When the American Library Association publishes its Top 10 banned books, English professor Megan Howard is, rather ironically, giddy about what titles have made the annual list.
For the second straight year, Howard and the Montgomery College English and Reading Department hosted the Banned Book Scavenger Hunt on the Rockville Campus. The event is scheduled around The American Library Association’s (ALA) Banned Book Week, an annual “celebration” of sorts that happens in late September.
Howard, the coordinator of the event, says, “Our goals are outreach to students to encourage reading and promote literature classes, and also just create a fun event connected with literature for students.”
The Banned Book events spotlight current and historical attempts to censor books in libraries and schools. Howard selects the books to feature in the scavenger hunt based on the ALA Banned Book top 100 list.
We hope students learn something about the importance of reading books that are considered subversive or inappropriate… Quite often, those books contain the voices and experiences of marginalized peoples

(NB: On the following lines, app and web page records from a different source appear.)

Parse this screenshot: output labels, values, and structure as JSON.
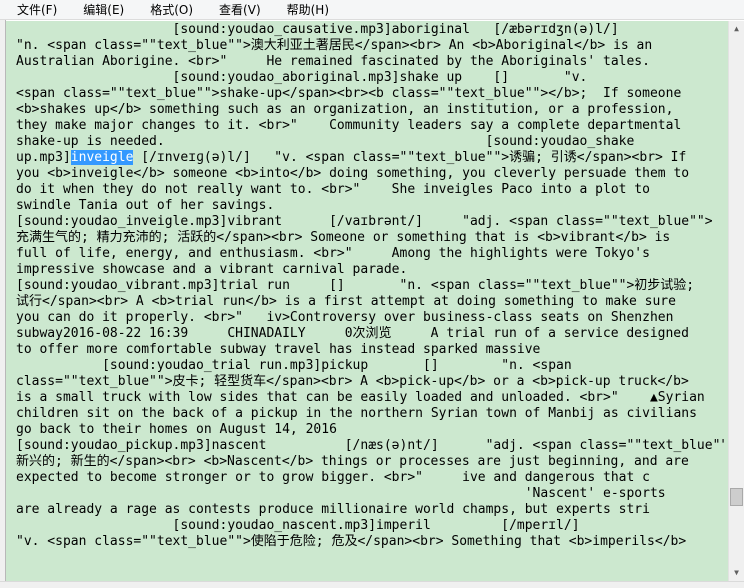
{
  "menu": [
    {
      "label": "文件(F)"
    },
    {
      "label": "编辑(E)"
    },
    {
      "label": "格式(O)"
    },
    {
      "label": "查看(V)"
    },
    {
      "label": "帮助(H)"
    }
  ],
  "editor": {
    "background": "#cce8cf",
    "selection_color": "#3399ff",
    "lines": [
      {
        "text": "                    [sound:youdao_causative.mp3]aboriginal   [/æbərɪdʒn(ə)l/]"
      },
      {
        "text": "\"n. <span class=\"\"text_blue\"\">澳大利亚土著居民</span><br> An <b>Aboriginal</b> is an"
      },
      {
        "text": "Australian Aborigine. <br>\"     He remained fascinated by the Aboriginals' tales."
      },
      {
        "text": "                    [sound:youdao_aboriginal.mp3]shake up    []       \"v."
      },
      {
        "text": "<span class=\"\"text_blue\"\">shake-up</span><br><b class=\"\"text_blue\"\"></b>;  If someone"
      },
      {
        "text": "<b>shakes up</b> something such as an organization, an institution, or a profession,"
      },
      {
        "text": "they make major changes to it. <br>\"    Community leaders say a complete departmental"
      },
      {
        "text": "shake-up is needed.                                         [sound:youdao_shake"
      },
      {
        "before": "up.mp3]",
        "selected": "inveigle",
        "after": " [/ɪnveɪɡ(ə)l/]   \"v. <span class=\"\"text_blue\"\">诱骗; 引诱</span><br> If"
      },
      {
        "text": "you <b>inveigle</b> someone <b>into</b> doing something, you cleverly persuade them to"
      },
      {
        "text": "do it when they do not really want to. <br>\"    She inveigles Paco into a plot to"
      },
      {
        "text": "swindle Tania out of her savings."
      },
      {
        "text": "[sound:youdao_inveigle.mp3]vibrant      [/vaɪbrənt/]     \"adj. <span class=\"\"text_blue\"\">"
      },
      {
        "text": "充满生气的; 精力充沛的; 活跃的</span><br> Someone or something that is <b>vibrant</b> is"
      },
      {
        "text": "full of life, energy, and enthusiasm. <br>\"     Among the highlights were Tokyo's"
      },
      {
        "text": "impressive showcase and a vibrant carnival parade."
      },
      {
        "text": "[sound:youdao_vibrant.mp3]trial run     []       \"n. <span class=\"\"text_blue\"\">初步试验;"
      },
      {
        "text": "试行</span><br> A <b>trial run</b> is a first attempt at doing something to make sure"
      },
      {
        "text": "you can do it properly. <br>\"   iv>Controversy over business-class seats on Shenzhen"
      },
      {
        "text": "subway2016-08-22 16:39     CHINADAILY     0次浏览     A trial run of a service designed"
      },
      {
        "text": "to offer more comfortable subway travel has instead sparked massive"
      },
      {
        "text": "           [sound:youdao_trial run.mp3]pickup       []        \"n. <span"
      },
      {
        "text": "class=\"\"text_blue\"\">皮卡; 轻型货车</span><br> A <b>pick-up</b> or a <b>pick-up truck</b>"
      },
      {
        "text": "is a small truck with low sides that can be easily loaded and unloaded. <br>\"    ▲Syrian"
      },
      {
        "text": "children sit on the back of a pickup in the northern Syrian town of Manbij as civilians"
      },
      {
        "text": "go back to their homes on August 14, 2016"
      },
      {
        "text": "[sound:youdao_pickup.mp3]nascent          [/næs(ə)nt/]      \"adj. <span class=\"\"text_blue\"\">"
      },
      {
        "text": "新兴的; 新生的</span><br> <b>Nascent</b> things or processes are just beginning, and are"
      },
      {
        "text": "expected to become stronger or to grow bigger. <br>\"     ive and dangerous that c"
      },
      {
        "text": "                                                                 'Nascent' e-sports"
      },
      {
        "text": "are already a rage as contests produce millionaire world champs, but experts stri"
      },
      {
        "text": "                    [sound:youdao_nascent.mp3]imperil         [/mperɪl/]"
      },
      {
        "text": "\"v. <span class=\"\"text_blue\"\">使陷于危险; 危及</span><br> Something that <b>imperils</b>"
      }
    ]
  },
  "scrollbar": {
    "up_icon": "arrow-up-icon",
    "down_icon": "arrow-down-icon",
    "up_glyph": "▲",
    "down_glyph": "▼"
  }
}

“The ALA publishes the list of the most banned books in the US every year. We select some of the books off of that list,” she says. “And we’ll also pull other books that are often taught in our literature classes that have been banned and appeared on the Top 100 list.”
What do American classics such as To Kill a Mockingbird or The Catcher in the Rye have in common with Persepolis, the autobiographical graphic novel by an Iranian girl growing up during and after the revolution, or with Margaret Atwood’s wildly popular The Handmaid’s Tale? The books have been banned in the United States or somewhere else in the world.
She says that the reason they choose books that they use in class is to let students know that some of the most important books they’ll read, or study, have been banned before.
“Banned Books Week” was launched in the 1980s after the Island Trees School District v. Pico (1982) Supreme Court case, which ruled that school officials can’t ban books in libraries simply because of their content.
“We hope students learn something about the importance of reading books that are considered subversive or inappropriate,” Howard says. “Quite often, those books contain the voices and experiences of marginalized peoples.”
While books continue to be banned, part of Banned Books Week is the fact that most of the books have remained available. This is only thanks to the efforts of all those who “stand up and speak out for the freedom to read.”
Howard adds, “students can fight censorship by reading [the banned books].”
The College awards all students who finish the Banned Book Scavenger Hunt a free banned book.
“We hope they have fun and realize that reading isn’t just about school and grades, literature is about life and living, it’s relevant to all of us,” Howard said.